“Global FDI fell by 18 percent – to about USD 1.3 trillion – in 2012,” Kalotay reported. “Developed countries were mainly responsible for this decline, as the global economic recovery takes longer than expected."

With USD 680 billion, “developing countries surpassed developed countries in FDI inflows for the first time since 1971, when UNCTAD started recording FDI data," he added.

The evolution of FDI inflows was not uniform across regions. While Latin America and the Caribbean registered positive growth in 2012, inflows to China declined slightly and developing Asia lost 9.5 percent.

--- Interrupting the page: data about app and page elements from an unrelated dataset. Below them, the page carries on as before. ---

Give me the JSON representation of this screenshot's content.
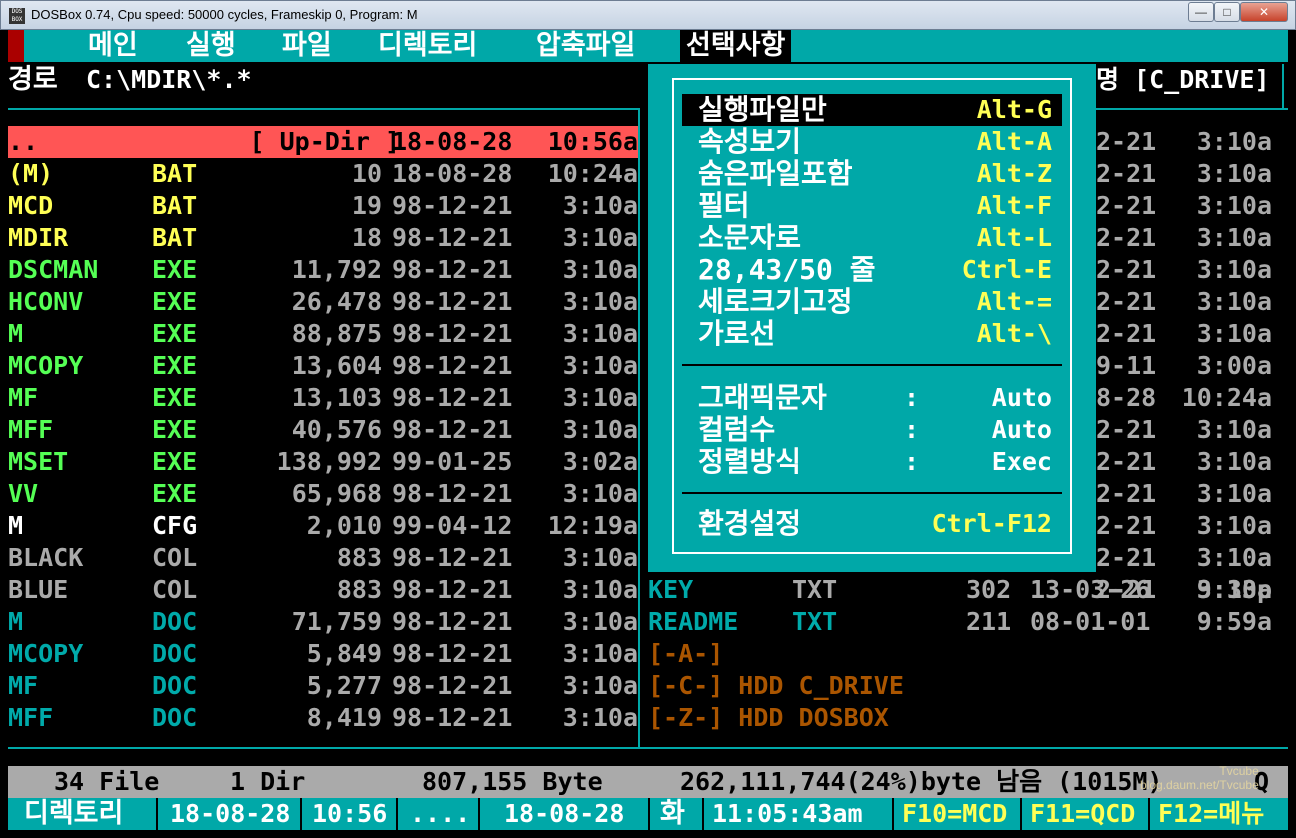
{
  "window": {
    "title": "DOSBox 0.74, Cpu speed:     50000 cycles, Frameskip  0, Program:         M",
    "icon": "dosbox-icon",
    "min": "—",
    "max": "□",
    "close": "✕"
  },
  "menu": {
    "items": [
      "메인",
      "실행",
      "파일",
      "디렉토리",
      "압축파일",
      "선택사항"
    ]
  },
  "path": {
    "label": "경로",
    "value": "C:\\MDIR\\*.*"
  },
  "right_header": "명 [C_DRIVE]",
  "updir": {
    "name": "..",
    "ext": "",
    "size": "[ Up-Dir ]",
    "date": "18-08-28",
    "time": "10:56a"
  },
  "files": [
    {
      "name": "(M)",
      "ext": "BAT",
      "size": "10",
      "date": "18-08-28",
      "time": "10:24a",
      "color": "#ffff55"
    },
    {
      "name": "MCD",
      "ext": "BAT",
      "size": "19",
      "date": "98-12-21",
      "time": "3:10a",
      "color": "#ffff55"
    },
    {
      "name": "MDIR",
      "ext": "BAT",
      "size": "18",
      "date": "98-12-21",
      "time": "3:10a",
      "color": "#ffff55"
    },
    {
      "name": "DSCMAN",
      "ext": "EXE",
      "size": "11,792",
      "date": "98-12-21",
      "time": "3:10a",
      "color": "#55ff55"
    },
    {
      "name": "HCONV",
      "ext": "EXE",
      "size": "26,478",
      "date": "98-12-21",
      "time": "3:10a",
      "color": "#55ff55"
    },
    {
      "name": "M",
      "ext": "EXE",
      "size": "88,875",
      "date": "98-12-21",
      "time": "3:10a",
      "color": "#55ff55"
    },
    {
      "name": "MCOPY",
      "ext": "EXE",
      "size": "13,604",
      "date": "98-12-21",
      "time": "3:10a",
      "color": "#55ff55"
    },
    {
      "name": "MF",
      "ext": "EXE",
      "size": "13,103",
      "date": "98-12-21",
      "time": "3:10a",
      "color": "#55ff55"
    },
    {
      "name": "MFF",
      "ext": "EXE",
      "size": "40,576",
      "date": "98-12-21",
      "time": "3:10a",
      "color": "#55ff55"
    },
    {
      "name": "MSET",
      "ext": "EXE",
      "size": "138,992",
      "date": "99-01-25",
      "time": "3:02a",
      "color": "#55ff55"
    },
    {
      "name": "VV",
      "ext": "EXE",
      "size": "65,968",
      "date": "98-12-21",
      "time": "3:10a",
      "color": "#55ff55"
    },
    {
      "name": "M",
      "ext": "CFG",
      "size": "2,010",
      "date": "99-04-12",
      "time": "12:19a",
      "color": "#ffffff"
    },
    {
      "name": "BLACK",
      "ext": "COL",
      "size": "883",
      "date": "98-12-21",
      "time": "3:10a",
      "color": "#aaaaaa"
    },
    {
      "name": "BLUE",
      "ext": "COL",
      "size": "883",
      "date": "98-12-21",
      "time": "3:10a",
      "color": "#aaaaaa"
    },
    {
      "name": "M",
      "ext": "DOC",
      "size": "71,759",
      "date": "98-12-21",
      "time": "3:10a",
      "color": "#00aaaa"
    },
    {
      "name": "MCOPY",
      "ext": "DOC",
      "size": "5,849",
      "date": "98-12-21",
      "time": "3:10a",
      "color": "#00aaaa"
    },
    {
      "name": "MF",
      "ext": "DOC",
      "size": "5,277",
      "date": "98-12-21",
      "time": "3:10a",
      "color": "#00aaaa"
    },
    {
      "name": "MFF",
      "ext": "DOC",
      "size": "8,419",
      "date": "98-12-21",
      "time": "3:10a",
      "color": "#00aaaa"
    }
  ],
  "right_files": [
    {
      "date": "2-21",
      "time": "3:10a"
    },
    {
      "date": "2-21",
      "time": "3:10a"
    },
    {
      "date": "2-21",
      "time": "3:10a"
    },
    {
      "date": "2-21",
      "time": "3:10a"
    },
    {
      "date": "2-21",
      "time": "3:10a"
    },
    {
      "date": "2-21",
      "time": "3:10a"
    },
    {
      "date": "2-21",
      "time": "3:10a"
    },
    {
      "date": "9-11",
      "time": "3:00a"
    },
    {
      "date": "8-28",
      "time": "10:24a"
    },
    {
      "date": "2-21",
      "time": "3:10a"
    },
    {
      "date": "2-21",
      "time": "3:10a"
    },
    {
      "date": "2-21",
      "time": "3:10a"
    },
    {
      "date": "2-21",
      "time": "3:10a"
    },
    {
      "date": "2-21",
      "time": "3:10a"
    },
    {
      "date": "2-21",
      "time": "3:10a"
    }
  ],
  "right_bottom": [
    {
      "name": "KEY",
      "ext": "TXT",
      "size": "302",
      "date": "13-03-26",
      "time": "9:33p",
      "color": "#00aaaa",
      "extcolor": "#aaaaaa"
    },
    {
      "name": "README",
      "ext": "TXT",
      "size": "211",
      "date": "08-01-01",
      "time": "9:59a",
      "color": "#00aaaa",
      "extcolor": "#00aaaa"
    }
  ],
  "drives": [
    "[-A-]",
    "[-C-] HDD C_DRIVE",
    "[-Z-] HDD DOSBOX"
  ],
  "popup": {
    "items": [
      {
        "label": "실행파일만",
        "key": "Alt-G",
        "selected": true
      },
      {
        "label": "속성보기",
        "key": "Alt-A"
      },
      {
        "label": "숨은파일포함",
        "key": "Alt-Z"
      },
      {
        "label": "필터",
        "key": "Alt-F"
      },
      {
        "label": "소문자로",
        "key": "Alt-L"
      },
      {
        "label": "28,43/50 줄",
        "key": "Ctrl-E"
      },
      {
        "label": "세로크기고정",
        "key": "Alt-="
      },
      {
        "label": "가로선",
        "key": "Alt-\\"
      }
    ],
    "options": [
      {
        "label": "그래픽문자",
        "sep": ":",
        "value": "Auto"
      },
      {
        "label": "컬럼수",
        "sep": ":",
        "value": "Auto"
      },
      {
        "label": "정렬방식",
        "sep": ":",
        "value": "Exec"
      }
    ],
    "settings": {
      "label": "환경설정",
      "key": "Ctrl-F12"
    }
  },
  "status": {
    "files": "34 File",
    "dirs": "1 Dir",
    "bytes": "807,155 Byte",
    "free": "262,111,744(24%)byte 남음 (1015M)",
    "q": "Q"
  },
  "bottom": {
    "label": "디렉토리",
    "date": "18-08-28",
    "time": "10:56",
    "dots": "....",
    "date2": "18-08-28",
    "day": "화",
    "clock": "11:05:43am",
    "f10": "F10=MCD",
    "f11": "F11=QCD",
    "f12": "F12=메뉴"
  },
  "watermark": {
    "line1": "Tvcube",
    "line2": "blog.daum.net/Tvcube"
  }
}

The rise was strongest in South America due to the sub-region's economic buoyancy, leading to a significant number of market-seeking investments, Kalotay explained.

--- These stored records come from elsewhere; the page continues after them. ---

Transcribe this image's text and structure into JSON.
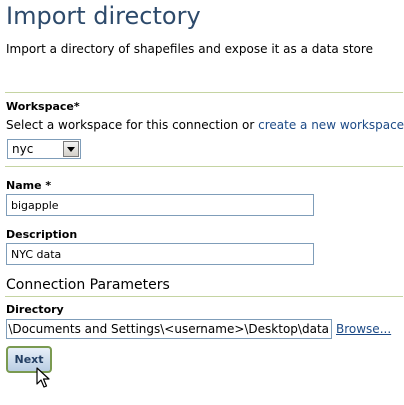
{
  "page": {
    "title": "Import directory",
    "description": "Import a directory of shapefiles and expose it as a data store"
  },
  "workspace": {
    "label": "Workspace*",
    "help_prefix": "Select a workspace for this connection or",
    "create_link": "create a new workspace",
    "selected": "nyc"
  },
  "name": {
    "label": "Name *",
    "value": "bigapple"
  },
  "description_field": {
    "label": "Description",
    "value": "NYC data"
  },
  "connection": {
    "title": "Connection Parameters",
    "directory_label": "Directory",
    "directory_value": "C:\\Documents and Settings\\<username>\\Desktop\\data",
    "browse_label": "Browse..."
  },
  "actions": {
    "next_label": "Next"
  },
  "icons": {
    "dropdown": "chevron-down-icon",
    "cursor": "mouse-pointer-icon"
  },
  "colors": {
    "title": "#2d4a6b",
    "link": "#1c4a86",
    "divider": "#c5d4a2",
    "button_border": "#7a9a50"
  }
}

After a strong recovery in 2011, flows to transition economies remained flat in 2012, with a slight decline in Russia, he told the Belarusian audience.

"CIS economies benefit from natural-resource-seeking FDI, while South-East Europe attracts manufacturing FDI," he explained, citing WIR results that found 85 percent of regional inflows concentrated in Russia, Kazakhstan, Ukraine, Belarus and Turkmenistan. 

Given a more investor-friendly business environment in the region, new privatization programmes, Russia’s accession to the WTO, and the rise in investments from other developing countries, "FDI flows to the region are expected to continue to grow in the medium term," he concluded.

The subsequent discussion raised issues related to the comparison of privatization and other forms of FDI, ways of measuring FDI, the sustainability of current FDI trends at a global level, and the challenges and opportunities for FDI in the region in general, and in relation to the WTO membership of the countries of the region, and of  Russia in particular.